At EmberConf this year I was privileged to be in front of a few hundred web developers to talk about interoperable components (video of the talk here). My curiosity about how to best write a UI component usable across many environments started nearly 18 months ago. At that time HTMLBars, a refactor of Ember’s template system to be more HTML-aware, was just landing in applications. We were considering what invoking a W3C Custom Element might look like in Ember, and trying to reason about how information could be passed in and out.
W3C Web Components have been described several times as a “loose collection of specifications”. The best practices for authoring standards-based web components, or for writing a framework that can consume them, are emergent at best. The draft specifications tread lightly on the ground of what should be idiomatic.
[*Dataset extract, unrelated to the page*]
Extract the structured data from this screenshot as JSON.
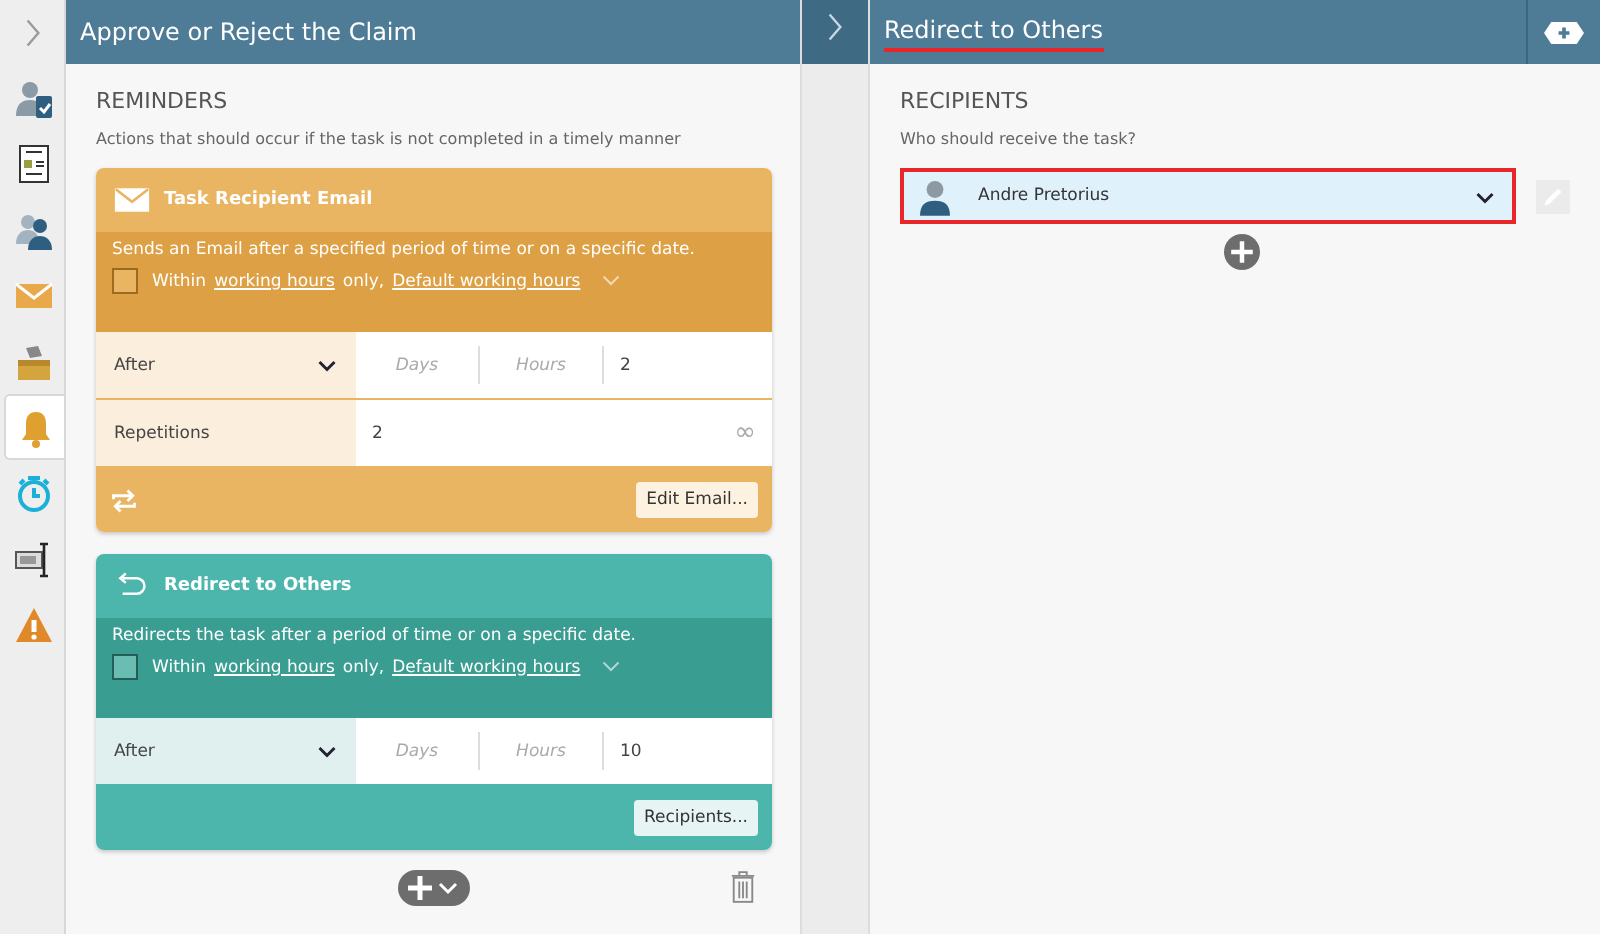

Despite the vagueness of the standards-guided process (which is less far along and less stable than many presume), there are three guiding patterns you can follow to write an interoperable component usable across a variety of settings.
Let’s take a look.Continue reading →